# What this task involves:
Scan the entries that follow and work out how many lines contain "devices". Give the number and nothing else.

# Data extracts:
━━━━━━━━━━
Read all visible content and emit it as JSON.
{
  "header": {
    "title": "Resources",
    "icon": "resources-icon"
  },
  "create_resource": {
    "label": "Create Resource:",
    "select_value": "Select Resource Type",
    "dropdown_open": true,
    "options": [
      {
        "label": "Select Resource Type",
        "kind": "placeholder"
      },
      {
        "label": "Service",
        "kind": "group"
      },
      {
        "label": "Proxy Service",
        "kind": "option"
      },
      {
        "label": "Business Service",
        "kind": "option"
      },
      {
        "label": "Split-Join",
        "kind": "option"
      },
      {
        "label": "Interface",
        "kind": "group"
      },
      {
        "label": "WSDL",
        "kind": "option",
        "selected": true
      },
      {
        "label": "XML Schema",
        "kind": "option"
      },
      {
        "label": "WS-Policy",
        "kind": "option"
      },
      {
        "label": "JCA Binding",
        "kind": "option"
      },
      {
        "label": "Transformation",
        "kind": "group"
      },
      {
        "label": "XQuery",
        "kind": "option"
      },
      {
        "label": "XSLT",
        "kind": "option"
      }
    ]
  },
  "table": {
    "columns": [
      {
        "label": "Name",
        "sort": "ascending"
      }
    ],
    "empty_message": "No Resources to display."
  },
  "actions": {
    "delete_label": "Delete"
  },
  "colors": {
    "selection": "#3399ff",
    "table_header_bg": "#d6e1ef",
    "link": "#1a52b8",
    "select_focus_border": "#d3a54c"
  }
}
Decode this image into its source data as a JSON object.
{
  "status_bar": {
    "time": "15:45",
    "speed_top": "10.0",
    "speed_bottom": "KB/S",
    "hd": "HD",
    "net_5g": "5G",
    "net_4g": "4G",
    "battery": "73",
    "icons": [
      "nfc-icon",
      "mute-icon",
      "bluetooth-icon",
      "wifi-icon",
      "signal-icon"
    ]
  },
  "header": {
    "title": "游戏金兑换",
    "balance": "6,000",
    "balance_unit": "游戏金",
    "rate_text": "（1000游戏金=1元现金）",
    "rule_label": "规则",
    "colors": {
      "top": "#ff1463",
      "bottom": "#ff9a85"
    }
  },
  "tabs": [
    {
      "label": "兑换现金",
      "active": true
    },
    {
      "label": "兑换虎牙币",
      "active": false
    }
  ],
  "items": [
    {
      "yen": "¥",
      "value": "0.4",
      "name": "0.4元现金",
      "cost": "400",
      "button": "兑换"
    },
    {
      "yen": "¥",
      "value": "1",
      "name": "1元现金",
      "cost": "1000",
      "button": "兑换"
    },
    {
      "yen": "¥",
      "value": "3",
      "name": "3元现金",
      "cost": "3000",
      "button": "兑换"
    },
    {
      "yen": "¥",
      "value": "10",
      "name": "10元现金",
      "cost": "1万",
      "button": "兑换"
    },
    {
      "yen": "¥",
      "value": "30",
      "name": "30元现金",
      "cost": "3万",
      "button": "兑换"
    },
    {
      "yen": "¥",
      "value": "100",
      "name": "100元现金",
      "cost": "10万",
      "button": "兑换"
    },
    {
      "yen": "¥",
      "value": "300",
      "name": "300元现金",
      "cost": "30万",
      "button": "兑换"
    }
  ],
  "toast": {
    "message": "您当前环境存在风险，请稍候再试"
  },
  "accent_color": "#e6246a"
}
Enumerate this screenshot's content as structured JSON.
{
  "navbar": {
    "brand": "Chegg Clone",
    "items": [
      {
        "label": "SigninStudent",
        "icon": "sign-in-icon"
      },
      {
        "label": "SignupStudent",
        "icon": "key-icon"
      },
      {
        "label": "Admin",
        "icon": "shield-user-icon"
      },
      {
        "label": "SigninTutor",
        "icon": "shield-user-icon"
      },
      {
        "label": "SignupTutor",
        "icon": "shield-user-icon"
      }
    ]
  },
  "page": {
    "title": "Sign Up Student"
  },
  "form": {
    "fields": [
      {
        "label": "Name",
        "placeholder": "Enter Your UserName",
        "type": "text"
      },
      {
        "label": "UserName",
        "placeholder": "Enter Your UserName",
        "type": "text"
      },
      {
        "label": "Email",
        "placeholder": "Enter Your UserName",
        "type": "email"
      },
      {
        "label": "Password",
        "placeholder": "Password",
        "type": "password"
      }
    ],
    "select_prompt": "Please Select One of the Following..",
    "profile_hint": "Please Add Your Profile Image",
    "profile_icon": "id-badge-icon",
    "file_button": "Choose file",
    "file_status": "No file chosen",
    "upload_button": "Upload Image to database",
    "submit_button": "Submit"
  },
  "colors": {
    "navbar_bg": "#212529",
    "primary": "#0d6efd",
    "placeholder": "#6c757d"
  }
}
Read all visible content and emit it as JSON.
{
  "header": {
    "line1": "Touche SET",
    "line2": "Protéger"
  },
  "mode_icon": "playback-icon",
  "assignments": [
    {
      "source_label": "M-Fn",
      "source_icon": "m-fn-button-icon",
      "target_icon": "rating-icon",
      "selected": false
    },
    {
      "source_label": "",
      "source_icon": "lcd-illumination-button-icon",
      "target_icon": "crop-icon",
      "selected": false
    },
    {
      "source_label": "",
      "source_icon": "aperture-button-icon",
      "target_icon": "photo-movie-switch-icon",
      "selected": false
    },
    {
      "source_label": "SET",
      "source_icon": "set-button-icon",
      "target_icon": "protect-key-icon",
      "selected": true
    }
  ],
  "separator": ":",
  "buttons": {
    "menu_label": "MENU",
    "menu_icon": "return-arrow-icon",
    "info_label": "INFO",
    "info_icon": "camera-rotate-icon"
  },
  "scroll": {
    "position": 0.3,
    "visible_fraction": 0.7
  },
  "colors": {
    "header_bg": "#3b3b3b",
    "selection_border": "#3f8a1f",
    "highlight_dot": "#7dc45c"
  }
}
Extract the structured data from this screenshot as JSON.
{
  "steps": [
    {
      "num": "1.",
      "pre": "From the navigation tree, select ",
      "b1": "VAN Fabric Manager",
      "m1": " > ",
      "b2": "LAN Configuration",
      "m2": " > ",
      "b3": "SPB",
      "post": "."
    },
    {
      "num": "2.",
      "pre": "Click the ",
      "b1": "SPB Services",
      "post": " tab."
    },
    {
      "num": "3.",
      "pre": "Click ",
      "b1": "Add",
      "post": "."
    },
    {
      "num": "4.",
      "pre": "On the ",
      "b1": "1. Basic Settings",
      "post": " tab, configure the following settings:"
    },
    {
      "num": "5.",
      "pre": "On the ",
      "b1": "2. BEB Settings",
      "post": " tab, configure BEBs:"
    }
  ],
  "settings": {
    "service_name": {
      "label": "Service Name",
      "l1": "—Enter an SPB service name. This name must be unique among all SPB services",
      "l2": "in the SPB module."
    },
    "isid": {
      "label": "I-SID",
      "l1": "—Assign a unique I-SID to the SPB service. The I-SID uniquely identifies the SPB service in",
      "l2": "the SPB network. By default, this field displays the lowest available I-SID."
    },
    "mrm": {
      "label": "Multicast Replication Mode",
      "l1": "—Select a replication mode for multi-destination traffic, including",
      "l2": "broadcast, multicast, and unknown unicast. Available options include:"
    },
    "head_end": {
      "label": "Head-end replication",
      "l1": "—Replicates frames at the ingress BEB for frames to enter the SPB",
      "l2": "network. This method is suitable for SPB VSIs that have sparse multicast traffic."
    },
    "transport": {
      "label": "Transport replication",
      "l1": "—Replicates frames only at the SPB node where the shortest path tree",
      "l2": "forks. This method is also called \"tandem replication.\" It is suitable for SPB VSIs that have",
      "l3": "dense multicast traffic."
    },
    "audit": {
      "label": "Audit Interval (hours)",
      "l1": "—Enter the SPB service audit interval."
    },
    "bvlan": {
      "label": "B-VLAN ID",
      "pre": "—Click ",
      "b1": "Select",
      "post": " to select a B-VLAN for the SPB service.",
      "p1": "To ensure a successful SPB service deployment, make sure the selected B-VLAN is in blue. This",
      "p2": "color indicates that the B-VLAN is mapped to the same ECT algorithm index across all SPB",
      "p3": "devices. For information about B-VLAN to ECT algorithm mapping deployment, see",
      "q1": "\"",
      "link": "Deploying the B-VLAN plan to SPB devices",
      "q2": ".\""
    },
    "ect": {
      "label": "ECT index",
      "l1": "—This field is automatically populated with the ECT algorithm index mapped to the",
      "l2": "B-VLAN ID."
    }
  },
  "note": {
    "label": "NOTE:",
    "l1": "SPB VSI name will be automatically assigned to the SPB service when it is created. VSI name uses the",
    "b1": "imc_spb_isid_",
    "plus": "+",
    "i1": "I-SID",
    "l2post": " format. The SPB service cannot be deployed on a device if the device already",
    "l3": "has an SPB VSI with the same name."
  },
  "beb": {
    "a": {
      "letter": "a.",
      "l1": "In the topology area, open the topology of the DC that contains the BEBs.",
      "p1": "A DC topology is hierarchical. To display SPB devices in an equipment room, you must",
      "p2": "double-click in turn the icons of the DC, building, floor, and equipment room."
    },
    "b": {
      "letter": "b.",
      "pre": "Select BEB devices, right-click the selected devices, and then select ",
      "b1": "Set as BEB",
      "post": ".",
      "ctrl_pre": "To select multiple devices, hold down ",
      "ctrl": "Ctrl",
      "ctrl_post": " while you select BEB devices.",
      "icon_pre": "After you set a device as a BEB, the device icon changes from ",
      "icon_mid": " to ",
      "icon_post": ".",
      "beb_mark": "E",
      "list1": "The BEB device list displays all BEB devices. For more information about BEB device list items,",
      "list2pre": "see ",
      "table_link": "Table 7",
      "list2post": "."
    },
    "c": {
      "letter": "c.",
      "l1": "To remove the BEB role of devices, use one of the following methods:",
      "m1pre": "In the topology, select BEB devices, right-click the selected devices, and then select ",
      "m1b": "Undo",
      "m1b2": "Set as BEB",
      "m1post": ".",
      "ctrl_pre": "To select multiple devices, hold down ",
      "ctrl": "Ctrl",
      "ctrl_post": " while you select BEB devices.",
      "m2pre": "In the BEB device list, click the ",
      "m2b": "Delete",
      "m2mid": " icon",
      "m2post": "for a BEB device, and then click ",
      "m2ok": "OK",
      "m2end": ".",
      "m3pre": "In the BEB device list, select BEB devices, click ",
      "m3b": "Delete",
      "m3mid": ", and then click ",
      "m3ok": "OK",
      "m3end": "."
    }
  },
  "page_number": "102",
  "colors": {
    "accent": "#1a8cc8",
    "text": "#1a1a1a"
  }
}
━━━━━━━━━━
# Worked solution:
12